September 2023 ERISA Litigation Update:

Given the continuing wave of ERISA litigation, this article has become a mainstay of The Speed Reader. A sample of recent cases is provided below. 

The most common type of ERISA case for approximately the past seventeen years involves retirement plan participants’ allegations that plan fiduciaries caused participants to pay excessive recordkeeping and investment fees and included one or more poorly-performing investment options in the plan. Recent cases in this category include the following:

  • Matney v. Barrick Gold of North America, Inc. (dismissed on September 6, 2023 by the U.S. Court of Appeals for the Tenth Circuit)
  • Fritton v. Taylor Corporation (procedural ruling issued on August 21, 2023 by the U.S. District Court for the District of Minnesota)
  • Nunez v. B. Braun Medical, Inc. (dismissed on August 18, 2023 by the U.S. District Court for the Eastern District of Pennsylvania)

Other types of recent ERISA cases are as follows:

ForUsAll, Inc. v. United States Department of Labor (decided on August 30, 2023 by the U.S. District Court for the District of Columbia):  This case arose from the DOL’s 2022 guidance on plan sponsors that include cryptocurrency in their 401(k) plan’s investment lineup. In that guidance, the DOL stated that it “cautions plan fiduciaries to exercise extreme care before they consider adding a cryptocurrency option to a 401(k) plan’s investment menu for plan participants.”

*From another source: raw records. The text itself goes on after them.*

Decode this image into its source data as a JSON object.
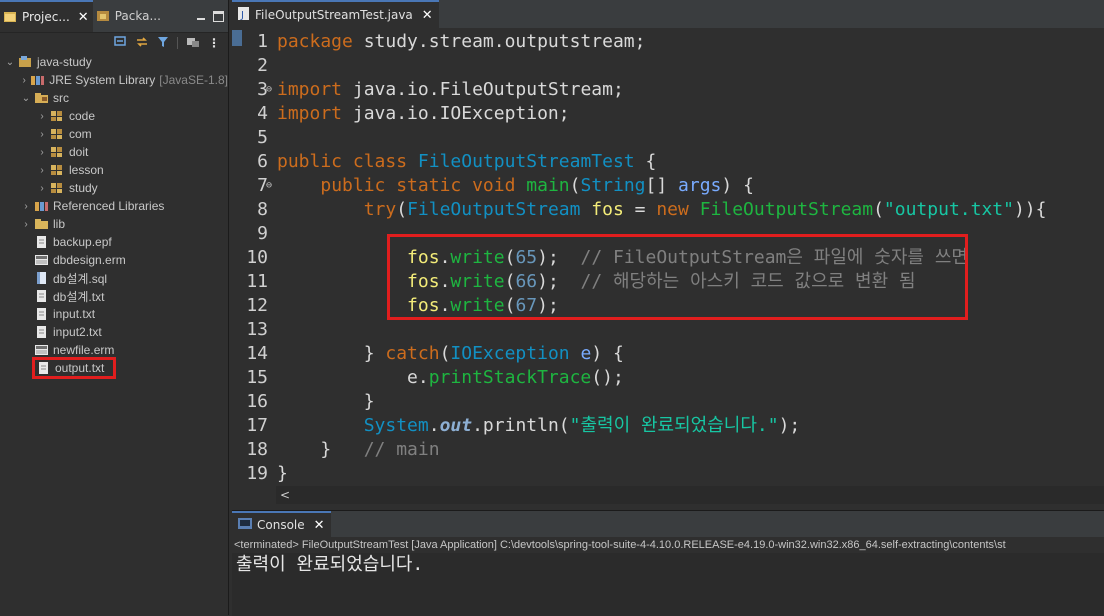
{
  "left_panel": {
    "tabs": [
      {
        "label": "Projec...",
        "close": "✕"
      },
      {
        "label": "Packa..."
      }
    ],
    "tree": [
      {
        "label": "java-study",
        "indent": 0,
        "expanded": true
      },
      {
        "label": "JRE System Library",
        "sub": "[JavaSE-1.8]",
        "indent": 1
      },
      {
        "label": "src",
        "indent": 1,
        "expanded": true
      },
      {
        "label": "code",
        "indent": 2
      },
      {
        "label": "com",
        "indent": 2
      },
      {
        "label": "doit",
        "indent": 2
      },
      {
        "label": "lesson",
        "indent": 2
      },
      {
        "label": "study",
        "indent": 2
      },
      {
        "label": "Referenced Libraries",
        "indent": 1
      },
      {
        "label": "lib",
        "indent": 1
      },
      {
        "label": "backup.epf",
        "indent": 1
      },
      {
        "label": "dbdesign.erm",
        "indent": 1
      },
      {
        "label": "db설계.sql",
        "indent": 1
      },
      {
        "label": "db설계.txt",
        "indent": 1
      },
      {
        "label": "input.txt",
        "indent": 1
      },
      {
        "label": "input2.txt",
        "indent": 1
      },
      {
        "label": "newfile.erm",
        "indent": 1
      },
      {
        "label": "output.txt",
        "indent": 1
      }
    ]
  },
  "editor": {
    "tab_label": "FileOutputStreamTest.java",
    "tab_close": "✕",
    "lines": [
      {
        "n": "1",
        "fold": ""
      },
      {
        "n": "2",
        "fold": ""
      },
      {
        "n": "3",
        "fold": "⊖"
      },
      {
        "n": "4",
        "fold": ""
      },
      {
        "n": "5",
        "fold": ""
      },
      {
        "n": "6",
        "fold": ""
      },
      {
        "n": "7",
        "fold": "⊖"
      },
      {
        "n": "8",
        "fold": ""
      },
      {
        "n": "9",
        "fold": ""
      },
      {
        "n": "10",
        "fold": ""
      },
      {
        "n": "11",
        "fold": ""
      },
      {
        "n": "12",
        "fold": ""
      },
      {
        "n": "13",
        "fold": ""
      },
      {
        "n": "14",
        "fold": ""
      },
      {
        "n": "15",
        "fold": ""
      },
      {
        "n": "16",
        "fold": ""
      },
      {
        "n": "17",
        "fold": ""
      },
      {
        "n": "18",
        "fold": ""
      },
      {
        "n": "19",
        "fold": ""
      }
    ],
    "scroll_left": "<"
  },
  "console": {
    "tab_label": "Console",
    "tab_close": "✕",
    "status": "<terminated> FileOutputStreamTest [Java Application] C:\\devtools\\spring-tool-suite-4-4.10.0.RELEASE-e4.19.0-win32.win32.x86_64.self-extracting\\contents\\st",
    "output": "출력이 완료되었습니다."
  },
  "colors": {
    "highlight_border": "#e11e1e",
    "keyword": "#cc6c1d",
    "class": "#1290c3",
    "string": "#17c6a3",
    "comment": "#808080",
    "method": "#1eb540"
  }
}
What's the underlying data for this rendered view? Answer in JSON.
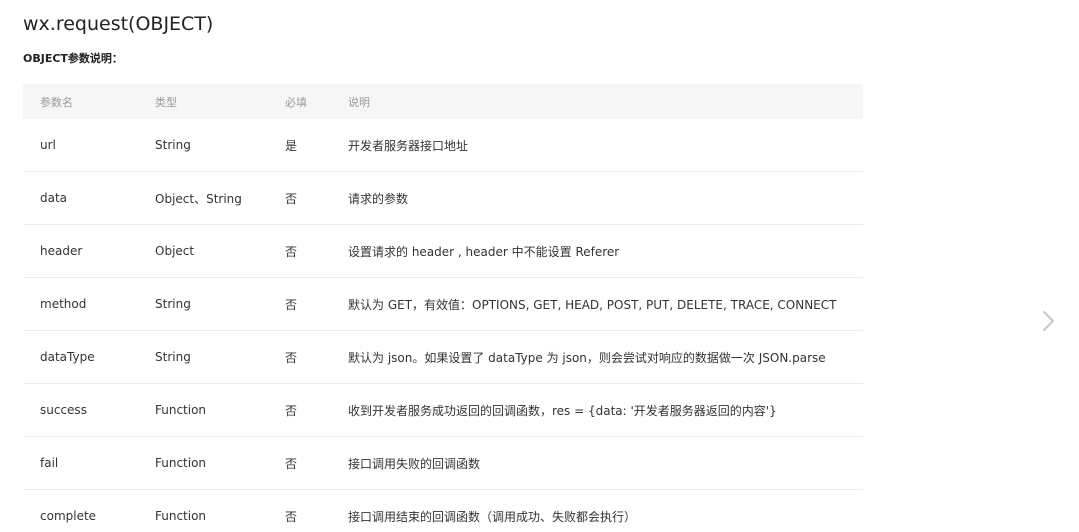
{
  "title": "wx.request(OBJECT)",
  "subtitle": "OBJECT参数说明：",
  "table": {
    "headers": [
      "参数名",
      "类型",
      "必填",
      "说明"
    ],
    "rows": [
      [
        "url",
        "String",
        "是",
        "开发者服务器接口地址"
      ],
      [
        "data",
        "Object、String",
        "否",
        "请求的参数"
      ],
      [
        "header",
        "Object",
        "否",
        "设置请求的 header , header 中不能设置 Referer"
      ],
      [
        "method",
        "String",
        "否",
        "默认为 GET，有效值：OPTIONS, GET, HEAD, POST, PUT, DELETE, TRACE, CONNECT"
      ],
      [
        "dataType",
        "String",
        "否",
        "默认为 json。如果设置了 dataType 为 json，则会尝试对响应的数据做一次 JSON.parse"
      ],
      [
        "success",
        "Function",
        "否",
        "收到开发者服务成功返回的回调函数，res = {data: '开发者服务器返回的内容'}"
      ],
      [
        "fail",
        "Function",
        "否",
        "接口调用失败的回调函数"
      ],
      [
        "complete",
        "Function",
        "否",
        "接口调用结束的回调函数（调用成功、失败都会执行）"
      ]
    ]
  },
  "icons": {
    "next": "chevron-right-icon"
  },
  "colors": {
    "header_bg": "#f6f6f6",
    "header_text": "#9a9a9a",
    "row_border": "#ececec",
    "chevron": "#c8c8c8"
  }
}
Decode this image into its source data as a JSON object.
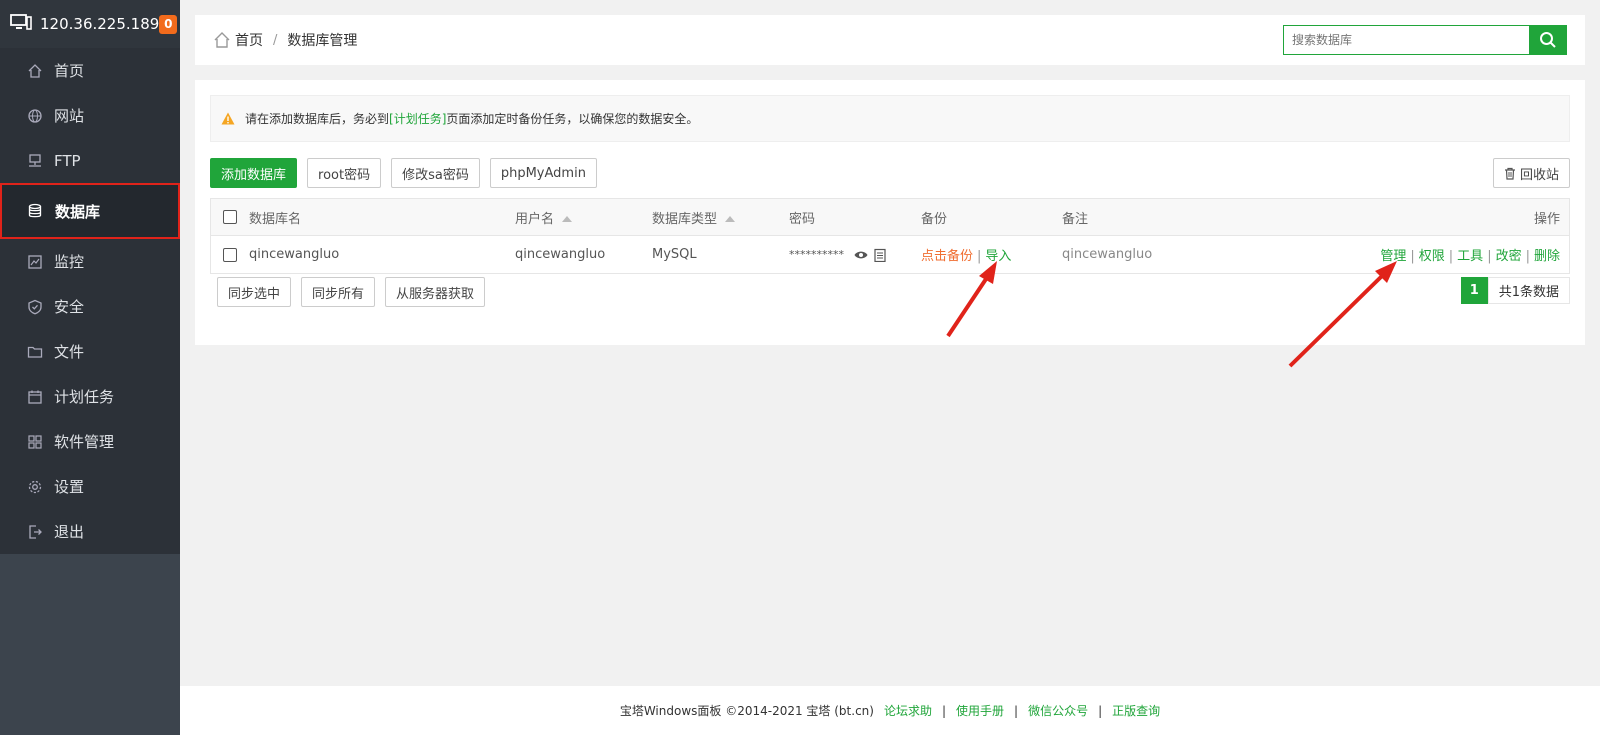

The plaintiff in this case provides administrative and other services for retirement plans. The plaintiff claimed that the DOL guidance affected the plaintiff adversely, by prompting retirement plans to back out of discussions about partnering with the plaintiff to provide plan participants with access to cryptocurrency investment options. The plaintiff sought a court order declaring that the DOL guidance was unlawful, vacating and setting it aside, and an injunction preventing the DOL from applying it in any manner.

The court ruled that “None of [the plaintiff’s] requested relief, however, appears likely to redress ForUsAll’s alleged injury because ForUsAll fails to show that these actions would cause the third-party fiduciaries to renew their discussions or enter into the contemplated partnerships. Nor is the [DOL guidance] final agency action subject to judicial review. For these two reasons, the Court grants the Department’s motion to dismiss” the case.

Su v. Virtual Matrix Corporation (complaint filed on August 30, 2023 in the U.S. District Court for the District of Minnesota):  The DOL filed this lawsuit after allegedly finding that the defendant plan sponsor and its CEO failed to remit $45,972 in employees’ contributions and $759 in participant loan repayments to the 401(k) plan at issue from April 1, 2021 to October 31, 2022. The DOL seeks a court order requiring the defendants to make the plan whole, permanently banning the defendants from serving as fiduciaries or service providers to any other ERISA-covered employee benefit plan, and removing them from the fiduciary positions they hold with the plan. 

Parker v. Tenneco, Inc. (procedural ruling issued on August 21, 2023 by the U.S. District Court for the Eastern District of Michigan):  The plaintiffs filed this breach of fiduciary duty case on behalf of their employee retirement plans, and as a class action on behalf of themselves and persons who were or are participants in the plans. At this stage of the litigation, the court addressed the defendants’ motion to compel the plaintiffs to submit the dispute to arbitration.
The plan amendments at issue included a “Mandatory and Binding Arbitration Procedure,” which purported to preclude a claimant from bringing a covered claim in a representative capacity (the “Class Action Waiver”).

The court began its analysis by noting that “an arbitration agreement is not enforceable if it has the effect of altering, limiting, or precluding a party from pursuing her substantive rights or remedies under a federal statute.” Next the court noted that ERISA provides plan participants with the right to bring fiduciary breach lawsuits in a representative capacity on behalf of the plan as a whole. The court then ruled as follows:

  • “By restricting a participant’s remedy to individual actions to recover losses to their individual accounts, the Class Action Waiver prohibits the plan-wide remedies expressly provided by [ERISA]. The Class Action Waiver does this by (1) prohibiting participants from bringing suit in a representative capacity on behalf of the plan, and (2) limiting relief to losses attributable to individual participant accounts, as opposed to plan-wide remedies. These rights and remedies provided to plans under ERISA may not be taken away by agreement.”